(Dataset rows for apps and sites)
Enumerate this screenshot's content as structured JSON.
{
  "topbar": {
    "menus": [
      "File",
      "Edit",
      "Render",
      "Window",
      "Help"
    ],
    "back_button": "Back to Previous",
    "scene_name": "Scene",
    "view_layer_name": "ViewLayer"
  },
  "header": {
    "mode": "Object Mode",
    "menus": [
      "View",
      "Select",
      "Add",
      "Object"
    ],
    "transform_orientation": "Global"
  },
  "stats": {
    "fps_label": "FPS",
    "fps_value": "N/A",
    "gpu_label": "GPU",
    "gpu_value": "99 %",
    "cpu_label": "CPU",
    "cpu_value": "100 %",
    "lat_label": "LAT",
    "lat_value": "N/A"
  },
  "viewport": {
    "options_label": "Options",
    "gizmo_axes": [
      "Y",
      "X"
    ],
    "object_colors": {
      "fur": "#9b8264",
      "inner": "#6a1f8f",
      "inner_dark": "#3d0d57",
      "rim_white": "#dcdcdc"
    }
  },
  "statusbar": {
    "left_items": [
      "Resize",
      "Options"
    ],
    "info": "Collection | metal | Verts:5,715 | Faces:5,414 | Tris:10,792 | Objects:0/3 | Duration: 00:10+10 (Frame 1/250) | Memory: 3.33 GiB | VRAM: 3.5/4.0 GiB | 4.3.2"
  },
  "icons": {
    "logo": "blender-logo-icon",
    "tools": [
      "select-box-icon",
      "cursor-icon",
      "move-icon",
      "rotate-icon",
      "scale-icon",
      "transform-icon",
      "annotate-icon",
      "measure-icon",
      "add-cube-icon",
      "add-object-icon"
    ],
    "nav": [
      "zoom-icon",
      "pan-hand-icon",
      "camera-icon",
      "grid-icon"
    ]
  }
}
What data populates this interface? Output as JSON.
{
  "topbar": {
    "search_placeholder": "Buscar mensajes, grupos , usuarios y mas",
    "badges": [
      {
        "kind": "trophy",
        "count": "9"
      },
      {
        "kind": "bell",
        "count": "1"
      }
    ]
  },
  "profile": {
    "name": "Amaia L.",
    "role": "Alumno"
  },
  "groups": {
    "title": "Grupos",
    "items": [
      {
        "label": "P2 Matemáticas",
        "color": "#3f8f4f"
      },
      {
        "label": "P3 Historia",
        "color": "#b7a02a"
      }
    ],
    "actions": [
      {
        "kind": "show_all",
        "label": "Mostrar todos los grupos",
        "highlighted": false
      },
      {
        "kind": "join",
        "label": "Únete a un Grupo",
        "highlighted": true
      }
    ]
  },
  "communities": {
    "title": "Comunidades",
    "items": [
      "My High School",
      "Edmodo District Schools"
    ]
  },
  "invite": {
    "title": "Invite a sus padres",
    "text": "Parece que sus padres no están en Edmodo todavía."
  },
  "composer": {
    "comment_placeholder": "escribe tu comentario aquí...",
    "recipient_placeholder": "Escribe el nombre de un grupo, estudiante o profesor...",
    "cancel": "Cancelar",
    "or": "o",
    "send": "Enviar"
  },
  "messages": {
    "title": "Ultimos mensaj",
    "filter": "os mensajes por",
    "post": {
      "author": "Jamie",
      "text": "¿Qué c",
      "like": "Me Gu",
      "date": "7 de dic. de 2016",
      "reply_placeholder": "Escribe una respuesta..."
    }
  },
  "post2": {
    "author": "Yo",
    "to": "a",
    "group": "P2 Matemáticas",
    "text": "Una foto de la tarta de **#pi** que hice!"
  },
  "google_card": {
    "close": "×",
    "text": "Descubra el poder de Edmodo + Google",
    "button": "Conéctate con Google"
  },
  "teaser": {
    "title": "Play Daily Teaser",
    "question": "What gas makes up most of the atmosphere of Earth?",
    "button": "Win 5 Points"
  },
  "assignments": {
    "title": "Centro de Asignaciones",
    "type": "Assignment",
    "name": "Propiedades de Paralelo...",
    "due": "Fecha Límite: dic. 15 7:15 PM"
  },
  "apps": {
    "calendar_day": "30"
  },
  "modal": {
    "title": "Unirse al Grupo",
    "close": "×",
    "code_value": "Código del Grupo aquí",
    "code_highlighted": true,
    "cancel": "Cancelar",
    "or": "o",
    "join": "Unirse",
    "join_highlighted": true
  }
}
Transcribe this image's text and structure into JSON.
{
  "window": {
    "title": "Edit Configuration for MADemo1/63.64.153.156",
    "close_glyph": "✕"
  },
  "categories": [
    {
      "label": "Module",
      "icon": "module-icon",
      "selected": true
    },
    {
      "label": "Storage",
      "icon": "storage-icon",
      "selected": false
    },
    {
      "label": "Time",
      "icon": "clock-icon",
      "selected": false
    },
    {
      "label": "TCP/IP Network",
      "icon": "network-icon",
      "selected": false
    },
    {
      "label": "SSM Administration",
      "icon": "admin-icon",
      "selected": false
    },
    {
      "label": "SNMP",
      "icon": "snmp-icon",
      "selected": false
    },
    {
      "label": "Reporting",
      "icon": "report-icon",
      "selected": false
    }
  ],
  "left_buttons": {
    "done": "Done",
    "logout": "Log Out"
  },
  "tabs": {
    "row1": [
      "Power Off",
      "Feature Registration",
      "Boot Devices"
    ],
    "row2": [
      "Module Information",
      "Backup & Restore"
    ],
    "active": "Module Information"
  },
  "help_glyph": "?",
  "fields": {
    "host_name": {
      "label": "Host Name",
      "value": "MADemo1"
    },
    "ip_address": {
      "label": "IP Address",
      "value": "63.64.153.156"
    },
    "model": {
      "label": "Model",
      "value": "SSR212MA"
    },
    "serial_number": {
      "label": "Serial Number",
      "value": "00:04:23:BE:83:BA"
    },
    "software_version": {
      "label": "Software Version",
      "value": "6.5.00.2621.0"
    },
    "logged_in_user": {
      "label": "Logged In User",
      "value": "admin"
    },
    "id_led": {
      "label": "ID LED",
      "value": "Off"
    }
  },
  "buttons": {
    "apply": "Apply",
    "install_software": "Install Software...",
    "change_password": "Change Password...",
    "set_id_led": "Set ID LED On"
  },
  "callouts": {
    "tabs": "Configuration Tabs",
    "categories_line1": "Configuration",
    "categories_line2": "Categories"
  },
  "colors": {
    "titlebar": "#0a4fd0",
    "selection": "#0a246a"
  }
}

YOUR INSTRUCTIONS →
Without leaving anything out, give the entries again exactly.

ANSWER SECTION →
Enumerate this screenshot's content as structured JSON.
{
  "topbar": {
    "menus": [
      "File",
      "Edit",
      "Render",
      "Window",
      "Help"
    ],
    "back_button": "Back to Previous",
    "scene_name": "Scene",
    "view_layer_name": "ViewLayer"
  },
  "header": {
    "mode": "Object Mode",
    "menus": [
      "View",
      "Select",
      "Add",
      "Object"
    ],
    "transform_orientation": "Global"
  },
  "stats": {
    "fps_label": "FPS",
    "fps_value": "N/A",
    "gpu_label": "GPU",
    "gpu_value": "99 %",
    "cpu_label": "CPU",
    "cpu_value": "100 %",
    "lat_label": "LAT",
    "lat_value": "N/A"
  },
  "viewport": {
    "options_label": "Options",
    "gizmo_axes": [
      "Y",
      "X"
    ],
    "object_colors": {
      "fur": "#9b8264",
      "inner": "#6a1f8f",
      "inner_dark": "#3d0d57",
      "rim_white": "#dcdcdc"
    }
  },
  "statusbar": {
    "left_items": [
      "Resize",
      "Options"
    ],
    "info": "Collection | metal | Verts:5,715 | Faces:5,414 | Tris:10,792 | Objects:0/3 | Duration: 00:10+10 (Frame 1/250) | Memory: 3.33 GiB | VRAM: 3.5/4.0 GiB | 4.3.2"
  },
  "icons": {
    "logo": "blender-logo-icon",
    "tools": [
      "select-box-icon",
      "cursor-icon",
      "move-icon",
      "rotate-icon",
      "scale-icon",
      "transform-icon",
      "annotate-icon",
      "measure-icon",
      "add-cube-icon",
      "add-object-icon"
    ],
    "nav": [
      "zoom-icon",
      "pan-hand-icon",
      "camera-icon",
      "grid-icon"
    ]
  }
}
What data populates this interface? Output as JSON.
{
  "topbar": {
    "search_placeholder": "Buscar mensajes, grupos , usuarios y mas",
    "badges": [
      {
        "kind": "trophy",
        "count": "9"
      },
      {
        "kind": "bell",
        "count": "1"
      }
    ]
  },
  "profile": {
    "name": "Amaia L.",
    "role": "Alumno"
  },
  "groups": {
    "title": "Grupos",
    "items": [
      {
        "label": "P2 Matemáticas",
        "color": "#3f8f4f"
      },
      {
        "label": "P3 Historia",
        "color": "#b7a02a"
      }
    ],
    "actions": [
      {
        "kind": "show_all",
        "label": "Mostrar todos los grupos",
        "highlighted": false
      },
      {
        "kind": "join",
        "label": "Únete a un Grupo",
        "highlighted": true
      }
    ]
  },
  "communities": {
    "title": "Comunidades",
    "items": [
      "My High School",
      "Edmodo District Schools"
    ]
  },
  "invite": {
    "title": "Invite a sus padres",
    "text": "Parece que sus padres no están en Edmodo todavía."
  },
  "composer": {
    "comment_placeholder": "escribe tu comentario aquí...",
    "recipient_placeholder": "Escribe el nombre de un grupo, estudiante o profesor...",
    "cancel": "Cancelar",
    "or": "o",
    "send": "Enviar"
  },
  "messages": {
    "title": "Ultimos mensaj",
    "filter": "os mensajes por",
    "post": {
      "author": "Jamie",
      "text": "¿Qué c",
      "like": "Me Gu",
      "date": "7 de dic. de 2016",
      "reply_placeholder": "Escribe una respuesta..."
    }
  },
  "post2": {
    "author": "Yo",
    "to": "a",
    "group": "P2 Matemáticas",
    "text": "Una foto de la tarta de **#pi** que hice!"
  },
  "google_card": {
    "close": "×",
    "text": "Descubra el poder de Edmodo + Google",
    "button": "Conéctate con Google"
  },
  "teaser": {
    "title": "Play Daily Teaser",
    "question": "What gas makes up most of the atmosphere of Earth?",
    "button": "Win 5 Points"
  },
  "assignments": {
    "title": "Centro de Asignaciones",
    "type": "Assignment",
    "name": "Propiedades de Paralelo...",
    "due": "Fecha Límite: dic. 15 7:15 PM"
  },
  "apps": {
    "calendar_day": "30"
  },
  "modal": {
    "title": "Unirse al Grupo",
    "close": "×",
    "code_value": "Código del Grupo aquí",
    "code_highlighted": true,
    "cancel": "Cancelar",
    "or": "o",
    "join": "Unirse",
    "join_highlighted": true
  }
}
Transcribe this image's text and structure into JSON.
{
  "window": {
    "title": "Edit Configuration for MADemo1/63.64.153.156",
    "close_glyph": "✕"
  },
  "categories": [
    {
      "label": "Module",
      "icon": "module-icon",
      "selected": true
    },
    {
      "label": "Storage",
      "icon": "storage-icon",
      "selected": false
    },
    {
      "label": "Time",
      "icon": "clock-icon",
      "selected": false
    },
    {
      "label": "TCP/IP Network",
      "icon": "network-icon",
      "selected": false
    },
    {
      "label": "SSM Administration",
      "icon": "admin-icon",
      "selected": false
    },
    {
      "label": "SNMP",
      "icon": "snmp-icon",
      "selected": false
    },
    {
      "label": "Reporting",
      "icon": "report-icon",
      "selected": false
    }
  ],
  "left_buttons": {
    "done": "Done",
    "logout": "Log Out"
  },
  "tabs": {
    "row1": [
      "Power Off",
      "Feature Registration",
      "Boot Devices"
    ],
    "row2": [
      "Module Information",
      "Backup & Restore"
    ],
    "active": "Module Information"
  },
  "help_glyph": "?",
  "fields": {
    "host_name": {
      "label": "Host Name",
      "value": "MADemo1"
    },
    "ip_address": {
      "label": "IP Address",
      "value": "63.64.153.156"
    },
    "model": {
      "label": "Model",
      "value": "SSR212MA"
    },
    "serial_number": {
      "label": "Serial Number",
      "value": "00:04:23:BE:83:BA"
    },
    "software_version": {
      "label": "Software Version",
      "value": "6.5.00.2621.0"
    },
    "logged_in_user": {
      "label": "Logged In User",
      "value": "admin"
    },
    "id_led": {
      "label": "ID LED",
      "value": "Off"
    }
  },
  "buttons": {
    "apply": "Apply",
    "install_software": "Install Software...",
    "change_password": "Change Password...",
    "set_id_led": "Set ID LED On"
  },
  "callouts": {
    "tabs": "Configuration Tabs",
    "categories_line1": "Configuration",
    "categories_line2": "Categories"
  },
  "colors": {
    "titlebar": "#0a4fd0",
    "selection": "#0a246a"
  }
}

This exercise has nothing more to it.